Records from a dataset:
┌────────

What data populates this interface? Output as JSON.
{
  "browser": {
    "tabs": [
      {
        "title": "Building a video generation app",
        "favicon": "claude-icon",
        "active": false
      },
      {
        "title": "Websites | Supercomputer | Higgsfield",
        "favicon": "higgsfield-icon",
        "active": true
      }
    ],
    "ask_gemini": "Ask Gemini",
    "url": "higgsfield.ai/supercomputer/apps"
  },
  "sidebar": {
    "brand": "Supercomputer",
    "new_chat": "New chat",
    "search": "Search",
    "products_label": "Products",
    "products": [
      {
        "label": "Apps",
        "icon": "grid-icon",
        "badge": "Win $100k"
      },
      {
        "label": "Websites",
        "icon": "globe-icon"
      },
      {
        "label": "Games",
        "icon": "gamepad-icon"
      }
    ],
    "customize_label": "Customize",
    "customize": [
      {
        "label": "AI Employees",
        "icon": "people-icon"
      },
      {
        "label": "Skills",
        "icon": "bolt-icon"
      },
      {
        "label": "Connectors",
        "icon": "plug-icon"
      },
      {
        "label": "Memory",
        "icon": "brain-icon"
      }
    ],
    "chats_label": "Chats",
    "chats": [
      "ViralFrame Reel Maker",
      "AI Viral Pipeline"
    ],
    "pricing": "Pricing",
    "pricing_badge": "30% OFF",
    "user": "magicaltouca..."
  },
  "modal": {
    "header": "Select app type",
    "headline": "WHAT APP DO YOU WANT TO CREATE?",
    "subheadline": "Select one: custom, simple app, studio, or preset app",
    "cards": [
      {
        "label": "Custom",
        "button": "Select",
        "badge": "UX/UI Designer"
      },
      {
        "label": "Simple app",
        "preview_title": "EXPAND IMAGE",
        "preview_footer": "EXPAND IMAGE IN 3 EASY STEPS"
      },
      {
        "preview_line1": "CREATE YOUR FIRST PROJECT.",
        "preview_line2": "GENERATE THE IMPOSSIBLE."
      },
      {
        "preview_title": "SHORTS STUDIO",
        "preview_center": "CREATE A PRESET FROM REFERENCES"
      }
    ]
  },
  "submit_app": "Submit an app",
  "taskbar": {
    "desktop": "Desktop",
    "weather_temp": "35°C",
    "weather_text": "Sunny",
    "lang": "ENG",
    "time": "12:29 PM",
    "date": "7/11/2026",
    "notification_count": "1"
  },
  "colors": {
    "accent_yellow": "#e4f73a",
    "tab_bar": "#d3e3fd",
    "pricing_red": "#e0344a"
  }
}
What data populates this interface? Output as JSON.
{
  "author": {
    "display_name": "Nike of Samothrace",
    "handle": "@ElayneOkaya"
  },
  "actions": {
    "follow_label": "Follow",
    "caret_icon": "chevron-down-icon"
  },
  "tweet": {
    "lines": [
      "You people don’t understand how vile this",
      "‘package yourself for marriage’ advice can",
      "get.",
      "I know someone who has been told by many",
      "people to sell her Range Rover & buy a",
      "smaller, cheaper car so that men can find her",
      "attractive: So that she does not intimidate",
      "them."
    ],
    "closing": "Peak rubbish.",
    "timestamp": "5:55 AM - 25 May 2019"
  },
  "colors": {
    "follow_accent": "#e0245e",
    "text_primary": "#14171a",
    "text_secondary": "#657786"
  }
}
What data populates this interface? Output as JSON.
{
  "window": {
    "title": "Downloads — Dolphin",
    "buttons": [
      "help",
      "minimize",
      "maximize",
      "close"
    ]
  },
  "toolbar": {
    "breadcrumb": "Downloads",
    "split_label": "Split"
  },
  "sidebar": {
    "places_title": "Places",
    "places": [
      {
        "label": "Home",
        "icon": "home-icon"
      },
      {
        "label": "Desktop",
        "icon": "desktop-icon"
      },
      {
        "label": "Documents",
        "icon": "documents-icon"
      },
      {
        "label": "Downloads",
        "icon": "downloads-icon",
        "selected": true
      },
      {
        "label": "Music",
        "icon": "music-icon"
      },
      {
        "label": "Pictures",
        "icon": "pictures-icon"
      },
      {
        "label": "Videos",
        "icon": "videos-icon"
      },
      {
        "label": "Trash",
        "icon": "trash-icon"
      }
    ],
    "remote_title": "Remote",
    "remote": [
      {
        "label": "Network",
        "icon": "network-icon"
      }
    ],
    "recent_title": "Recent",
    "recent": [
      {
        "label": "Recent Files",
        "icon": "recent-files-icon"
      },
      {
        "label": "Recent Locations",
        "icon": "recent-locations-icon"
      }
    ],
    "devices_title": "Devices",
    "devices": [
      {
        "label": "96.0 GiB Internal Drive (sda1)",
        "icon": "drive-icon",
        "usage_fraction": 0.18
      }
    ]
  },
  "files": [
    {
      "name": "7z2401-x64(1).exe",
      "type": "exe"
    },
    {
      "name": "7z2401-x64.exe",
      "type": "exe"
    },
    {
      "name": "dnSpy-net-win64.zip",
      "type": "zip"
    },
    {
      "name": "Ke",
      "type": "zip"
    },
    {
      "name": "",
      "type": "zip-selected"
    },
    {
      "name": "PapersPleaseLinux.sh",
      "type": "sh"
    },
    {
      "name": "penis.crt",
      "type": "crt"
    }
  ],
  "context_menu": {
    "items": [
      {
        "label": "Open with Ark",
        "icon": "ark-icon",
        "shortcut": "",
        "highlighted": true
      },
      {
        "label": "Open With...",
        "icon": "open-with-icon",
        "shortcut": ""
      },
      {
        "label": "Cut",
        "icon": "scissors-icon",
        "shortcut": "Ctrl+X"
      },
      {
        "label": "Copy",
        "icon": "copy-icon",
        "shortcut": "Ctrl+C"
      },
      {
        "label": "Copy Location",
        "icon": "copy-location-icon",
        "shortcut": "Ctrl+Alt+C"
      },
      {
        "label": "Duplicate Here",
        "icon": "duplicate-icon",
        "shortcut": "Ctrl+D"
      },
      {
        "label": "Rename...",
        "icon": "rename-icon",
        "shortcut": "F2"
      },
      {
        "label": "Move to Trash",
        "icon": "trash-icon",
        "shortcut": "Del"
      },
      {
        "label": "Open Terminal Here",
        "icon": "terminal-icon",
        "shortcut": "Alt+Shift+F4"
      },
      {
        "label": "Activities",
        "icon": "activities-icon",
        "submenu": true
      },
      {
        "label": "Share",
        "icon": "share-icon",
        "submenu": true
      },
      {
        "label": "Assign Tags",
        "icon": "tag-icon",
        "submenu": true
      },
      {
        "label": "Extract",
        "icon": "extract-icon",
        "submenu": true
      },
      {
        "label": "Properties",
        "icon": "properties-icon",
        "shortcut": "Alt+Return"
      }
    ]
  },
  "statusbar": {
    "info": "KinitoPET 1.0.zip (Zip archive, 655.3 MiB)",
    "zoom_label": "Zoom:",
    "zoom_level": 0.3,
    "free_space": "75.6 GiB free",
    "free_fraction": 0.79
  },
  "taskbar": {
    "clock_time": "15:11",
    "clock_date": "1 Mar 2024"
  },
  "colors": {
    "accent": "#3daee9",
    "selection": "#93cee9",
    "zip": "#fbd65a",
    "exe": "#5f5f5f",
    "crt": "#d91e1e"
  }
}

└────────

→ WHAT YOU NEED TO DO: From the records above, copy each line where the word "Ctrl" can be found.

→ OUTPUT OF THE EXERCISE:
        "shortcut": "Ctrl+X"
        "shortcut": "Ctrl+C"
        "shortcut": "Ctrl+Alt+C"
        "shortcut": "Ctrl+D"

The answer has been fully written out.